Betty Jean Rucker, known affectionately as "B.J." to friends, began winning golf championships early on. Her victory in the 1939 Spokane Women's City Amateur at the tender age of 15 captured front-page headlines in Spokane's Daily Chronicle. She would also win that title each year between 1942 and 1944.
During World War II, most competitive golf events were suspended. However, the game of golf continued. According to one local pundit, "Sound golf advice continued to come from such notable players as Don Moe, Jack Westland, Harry Givan, Bud Ward and Bill Welch, who all helped to season an erratic golf game."
It was during the 1940's that B.J. enjoyed most of her success in the Northwest, winning the PNGA Women's Amateur Championship in 1945 and 1946. She was also the qualifying medalist four times, in 1941, 1945, 1946 and 1957.
Stepping into the National Limelight

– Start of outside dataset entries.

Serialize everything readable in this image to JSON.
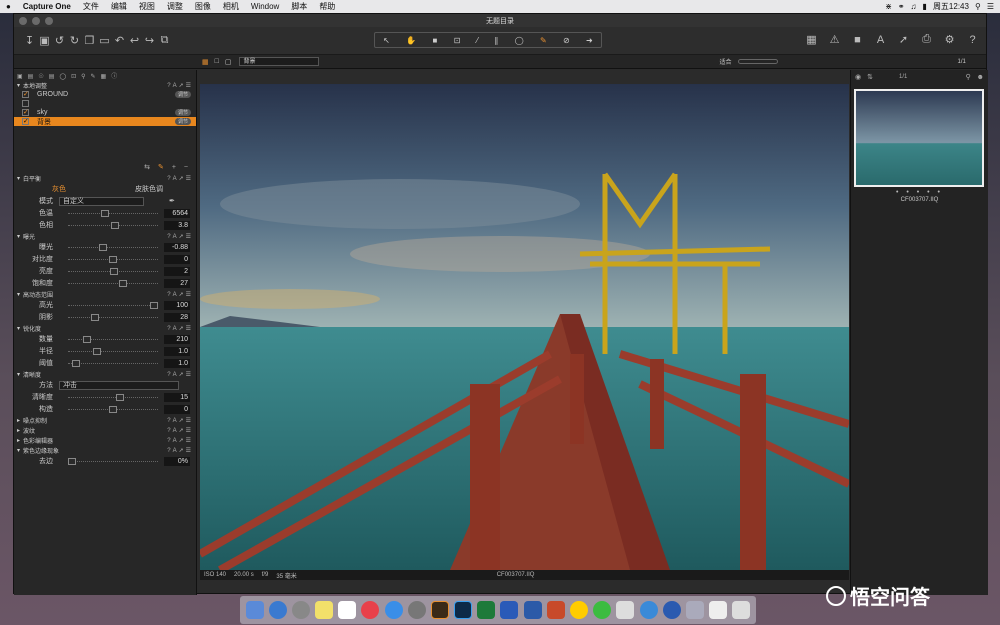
{
  "menubar": {
    "apple": "",
    "app": "Capture One",
    "items": [
      "文件",
      "编辑",
      "视图",
      "调整",
      "图像",
      "相机",
      "Window",
      "脚本",
      "帮助"
    ],
    "clock": "周五12:43"
  },
  "window": {
    "title": "无题目录"
  },
  "subbar": {
    "layer_select": "背景",
    "zoom_label": "适合",
    "page": "1/1"
  },
  "left": {
    "local_header": "本地调整",
    "layers": [
      {
        "name": "GROUND",
        "badge": "调节",
        "checked": true
      },
      {
        "name": "",
        "badge": "",
        "checked": false
      },
      {
        "name": "sky",
        "badge": "调节",
        "checked": true
      },
      {
        "name": "背景",
        "badge": "调节",
        "checked": true,
        "selected": true
      }
    ],
    "wb": {
      "title": "白平衡",
      "tab1": "灰色",
      "tab2": "皮肤色调",
      "mode_label": "模式",
      "mode_value": "自定义",
      "rows": [
        {
          "label": "色温",
          "value": "6564",
          "pos": 0.4
        },
        {
          "label": "色相",
          "value": "3.8",
          "pos": 0.52
        }
      ]
    },
    "exposure": {
      "title": "曝光",
      "rows": [
        {
          "label": "曝光",
          "value": "-0.88",
          "pos": 0.38
        },
        {
          "label": "对比度",
          "value": "0",
          "pos": 0.5
        },
        {
          "label": "亮度",
          "value": "2",
          "pos": 0.51
        },
        {
          "label": "饱和度",
          "value": "27",
          "pos": 0.62
        }
      ]
    },
    "hdr": {
      "title": "高动态范围",
      "rows": [
        {
          "label": "高光",
          "value": "100",
          "pos": 1.0
        },
        {
          "label": "阴影",
          "value": "28",
          "pos": 0.28
        }
      ]
    },
    "sharp": {
      "title": "锐化度",
      "rows": [
        {
          "label": "数量",
          "value": "210",
          "pos": 0.18
        },
        {
          "label": "半径",
          "value": "1.0",
          "pos": 0.3
        },
        {
          "label": "阈值",
          "value": "1.0",
          "pos": 0.05
        }
      ]
    },
    "clarity": {
      "title": "清晰度",
      "method_label": "方法",
      "method_value": "冲击",
      "rows": [
        {
          "label": "清晰度",
          "value": "15",
          "pos": 0.58
        },
        {
          "label": "构造",
          "value": "0",
          "pos": 0.5
        }
      ]
    },
    "collapsed": [
      "噪点抑制",
      "波纹",
      "色彩编辑器"
    ],
    "fringe": {
      "title": "紫色边缘现象",
      "rows": [
        {
          "label": "去边",
          "value": "0%",
          "pos": 0.0
        }
      ]
    }
  },
  "viewer": {
    "iso": "ISO 140",
    "shutter": "20.00 s",
    "aperture": "f/9",
    "focal": "35 毫米",
    "filename": "CF003707.IIQ"
  },
  "right": {
    "thumb_name": "CF003707.IIQ",
    "count": "1/1"
  },
  "watermark": {
    "text": "悟空问答"
  }
}
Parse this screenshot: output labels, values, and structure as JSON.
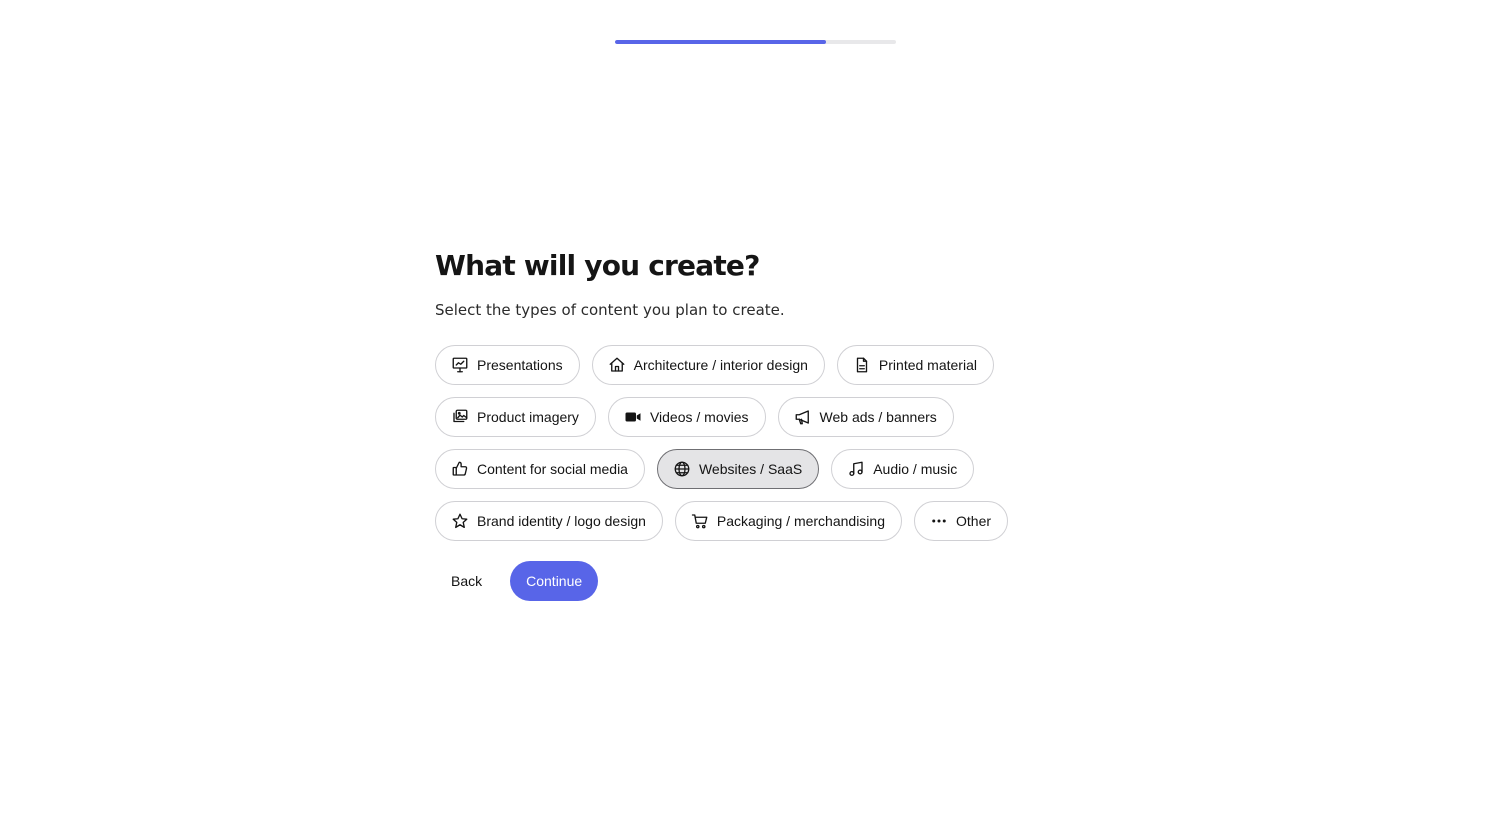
{
  "progress": {
    "value": 0.75
  },
  "colors": {
    "accent": "#5865e8",
    "selected_chip_bg": "#e4e4e6"
  },
  "heading": "What will you create?",
  "subtitle": "Select the types of content you plan to create.",
  "options": [
    {
      "label": "Presentations",
      "icon": "presentation-chart-icon",
      "selected": false
    },
    {
      "label": "Architecture / interior design",
      "icon": "home-icon",
      "selected": false
    },
    {
      "label": "Printed material",
      "icon": "document-icon",
      "selected": false
    },
    {
      "label": "Product imagery",
      "icon": "image-stack-icon",
      "selected": false
    },
    {
      "label": "Videos / movies",
      "icon": "video-camera-icon",
      "selected": false
    },
    {
      "label": "Web ads / banners",
      "icon": "megaphone-icon",
      "selected": false
    },
    {
      "label": "Content for social media",
      "icon": "thumbs-up-icon",
      "selected": false
    },
    {
      "label": "Websites / SaaS",
      "icon": "globe-icon",
      "selected": true
    },
    {
      "label": "Audio / music",
      "icon": "music-note-icon",
      "selected": false
    },
    {
      "label": "Brand identity / logo design",
      "icon": "star-icon",
      "selected": false
    },
    {
      "label": "Packaging / merchandising",
      "icon": "cart-icon",
      "selected": false
    },
    {
      "label": "Other",
      "icon": "more-dots-icon",
      "selected": false
    }
  ],
  "actions": {
    "back_label": "Back",
    "continue_label": "Continue"
  }
}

B.J. competed nationally several times early in her career but, until 1944, experienced only modest success. She decided to try one more big tournament, the 1944 Broadmoor Invitational in Colorado Springs, arguably the nation's most prestigious women's amateur event at that time next to the U.S. Women's Amateur. Not only did she win the Broadmoor Invitational, but was the qualifying co-medalist as she burst onto the national golf scene.
Probably the best year of B.J.'s illustrious career was 1946. She captured the qualifying medalist honors, while breaking the women's course record at Tacoma Country & Golf Club with a 74, and won the PNGA Women's Amateur Championship. B.J. also advanced to the semifinals of the inaugural U.S. Women's Open (which later came under the auspices of the USGA), played at Spokane Country Club. It was the first and only time the event used a match-play format, and B.J. defeated several professionals before bowing to the legendary Patty Berg on the 35th hole.
In 1946 she added the Washington State Women's Golf Association Championship to her growing list of victories. Later that summer, she was invited to play in an exhibition at Seattle's Broadmoor Golf Club with the renowned pro, Betty Jameson, and the famous "Gold Dust Twins," Byron Nelson and Jug McSpadden. Needless to say, the foursome drew huge crowds.
On her way to New York in search of a job, the Stanford graduate concluded her momentous summer by stopping in Tulsa, Oklahoma, to compete in the U.S. Women's Amateur at Southern Hills Country Club. She played marvelously, but couldn't overcome the great Babe Dedrikson Zaharias, who defeated B.J. in the second round en route to winning the title.
Marriage and a Move to the East Coast
In June 1947, at Hayden Lake Country Club in Idaho, B.J. married John Hulteng. The new couple left the Northwest and moved to Rhode Island, where John had accepted a position as an editorial writer for a major newspaper. B.J. barely missed a beat in her new environs, taking her wonderful golf game to the East Coast. In 1948 B.J. won the first of her six Rhode Island Women's Amateur Championships.
In 1955 the Hultengs returned to the Northwest. Two years later, B.J. made what she considered her "last serious attempt to win another PNGA Women's Amateur Championship." It was played at her home course, Hayden Lake Country Club. After sharing medalist honors with clubmate Connie Oldershaw, B.J. advanced to the semifinals, where eventual champion Carol Jo Kabler defeated her by a slim 1-up margin.
A champion in every sense of the word, B.J. is one of a long list of outstanding women amateurs who call the Northwest "home." She served as a devoted volunteer for the PNGA in course rating and championship administration roles and, since 1990, volunteered as a PNGA Club Representative from Hayden Lake Country Club.
In recognition for her service as a volunteer and her myriad accomplishments in the sport, Betty Jean (Rucker) Hulteng was inducted into the Pacific Northwest Golf Hall of Fame in 1995.